--- Assignment ---
Write the data below out exactly as it stands. Do not include the pictures.

--- Records for the exercise ---
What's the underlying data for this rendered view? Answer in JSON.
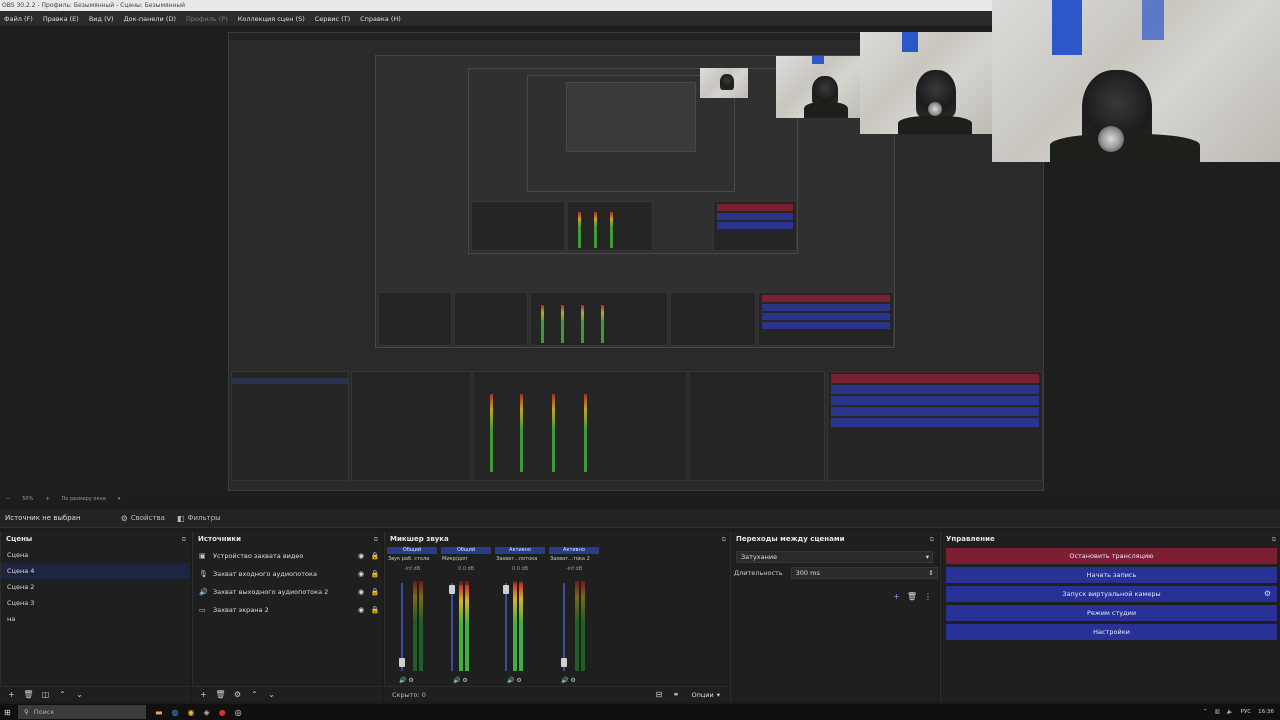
{
  "window": {
    "title": "OBS 30.2.2 - Профиль: Безымянный - Сцены: Безымянный"
  },
  "menu": [
    {
      "label": "Файл (F)",
      "enabled": true
    },
    {
      "label": "Правка (E)",
      "enabled": true
    },
    {
      "label": "Вид (V)",
      "enabled": true
    },
    {
      "label": "Док-панели (D)",
      "enabled": true
    },
    {
      "label": "Профиль (P)",
      "enabled": false
    },
    {
      "label": "Коллекция сцен (S)",
      "enabled": true
    },
    {
      "label": "Сервис (T)",
      "enabled": true
    },
    {
      "label": "Справка (H)",
      "enabled": true
    }
  ],
  "statusbar": {
    "zoom": "50%",
    "fit": "По размеру окна"
  },
  "context": {
    "no_source": "Источник не выбран",
    "properties": "Свойства",
    "filters": "Фильтры"
  },
  "scenes": {
    "title": "Сцены",
    "items": [
      "Сцена",
      "Сцена 4",
      "Сцена 2",
      "Сцена 3",
      "на"
    ],
    "selected_index": 1
  },
  "sources": {
    "title": "Источники",
    "items": [
      {
        "name": "Устройство захвата видео",
        "icon": "camera-icon"
      },
      {
        "name": "Захват входного аудиопотока",
        "icon": "microphone-icon"
      },
      {
        "name": "Захват выходного аудиопотока 2",
        "icon": "speaker-icon"
      },
      {
        "name": "Захват экрана 2",
        "icon": "monitor-icon"
      }
    ]
  },
  "mixer": {
    "title": "Микшер звука",
    "channels": [
      {
        "tab": "Общий",
        "name": "Звук раб. стола",
        "db": "-inf dB",
        "level": 0.0,
        "fader": 0.05
      },
      {
        "tab": "Общий",
        "name": "Микр/доп",
        "db": "0.0 dB",
        "level": 0.96,
        "fader": 0.96
      },
      {
        "tab": "Активно",
        "name": "Захват...потока",
        "db": "0.0 dB",
        "level": 0.98,
        "fader": 0.96
      },
      {
        "tab": "Активно",
        "name": "Захват...тока 2",
        "db": "-inf dB",
        "level": 0.0,
        "fader": 0.05
      }
    ],
    "scale": [
      "0",
      "-6",
      "-12",
      "-18",
      "-24",
      "-30",
      "-36",
      "-42",
      "-48",
      "-54",
      "-60"
    ],
    "hidden": "Скрыто: 0",
    "options": "Опции"
  },
  "transitions": {
    "title": "Переходы между сценами",
    "type": "Затухание",
    "duration_label": "Длительность",
    "duration_value": "300 ms"
  },
  "controls": {
    "title": "Управление",
    "stop_stream": "Остановить трансляцию",
    "start_record": "Начать запись",
    "virtual_cam": "Запуск виртуальной камеры",
    "studio_mode": "Режим студии",
    "settings": "Настройки"
  },
  "taskbar": {
    "search": "Поиск",
    "lang": "РУС",
    "time": "16:36"
  },
  "colors": {
    "accent": "#283296",
    "stop": "#7d1f33",
    "selected": "#1e2540"
  }
}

--- Your solution ---
What's the underlying data for this rendered view? Answer in JSON.
{
  "window": {
    "title": "OBS 30.2.2 - Профиль: Безымянный - Сцены: Безымянный"
  },
  "menu": [
    {
      "label": "Файл (F)",
      "enabled": true
    },
    {
      "label": "Правка (E)",
      "enabled": true
    },
    {
      "label": "Вид (V)",
      "enabled": true
    },
    {
      "label": "Док-панели (D)",
      "enabled": true
    },
    {
      "label": "Профиль (P)",
      "enabled": false
    },
    {
      "label": "Коллекция сцен (S)",
      "enabled": true
    },
    {
      "label": "Сервис (T)",
      "enabled": true
    },
    {
      "label": "Справка (H)",
      "enabled": true
    }
  ],
  "statusbar": {
    "zoom": "50%",
    "fit": "По размеру окна"
  },
  "context": {
    "no_source": "Источник не выбран",
    "properties": "Свойства",
    "filters": "Фильтры"
  },
  "scenes": {
    "title": "Сцены",
    "items": [
      "Сцена",
      "Сцена 4",
      "Сцена 2",
      "Сцена 3",
      "на"
    ],
    "selected_index": 1
  },
  "sources": {
    "title": "Источники",
    "items": [
      {
        "name": "Устройство захвата видео",
        "icon": "camera-icon"
      },
      {
        "name": "Захват входного аудиопотока",
        "icon": "microphone-icon"
      },
      {
        "name": "Захват выходного аудиопотока 2",
        "icon": "speaker-icon"
      },
      {
        "name": "Захват экрана 2",
        "icon": "monitor-icon"
      }
    ]
  },
  "mixer": {
    "title": "Микшер звука",
    "channels": [
      {
        "tab": "Общий",
        "name": "Звук раб. стола",
        "db": "-inf dB",
        "level": 0.0,
        "fader": 0.05
      },
      {
        "tab": "Общий",
        "name": "Микр/доп",
        "db": "0.0 dB",
        "level": 0.96,
        "fader": 0.96
      },
      {
        "tab": "Активно",
        "name": "Захват...потока",
        "db": "0.0 dB",
        "level": 0.98,
        "fader": 0.96
      },
      {
        "tab": "Активно",
        "name": "Захват...тока 2",
        "db": "-inf dB",
        "level": 0.0,
        "fader": 0.05
      }
    ],
    "scale": [
      "0",
      "-6",
      "-12",
      "-18",
      "-24",
      "-30",
      "-36",
      "-42",
      "-48",
      "-54",
      "-60"
    ],
    "hidden": "Скрыто: 0",
    "options": "Опции"
  },
  "transitions": {
    "title": "Переходы между сценами",
    "type": "Затухание",
    "duration_label": "Длительность",
    "duration_value": "300 ms"
  },
  "controls": {
    "title": "Управление",
    "stop_stream": "Остановить трансляцию",
    "start_record": "Начать запись",
    "virtual_cam": "Запуск виртуальной камеры",
    "studio_mode": "Режим студии",
    "settings": "Настройки"
  },
  "taskbar": {
    "search": "Поиск",
    "lang": "РУС",
    "time": "16:36"
  },
  "colors": {
    "accent": "#283296",
    "stop": "#7d1f33",
    "selected": "#1e2540"
  }
}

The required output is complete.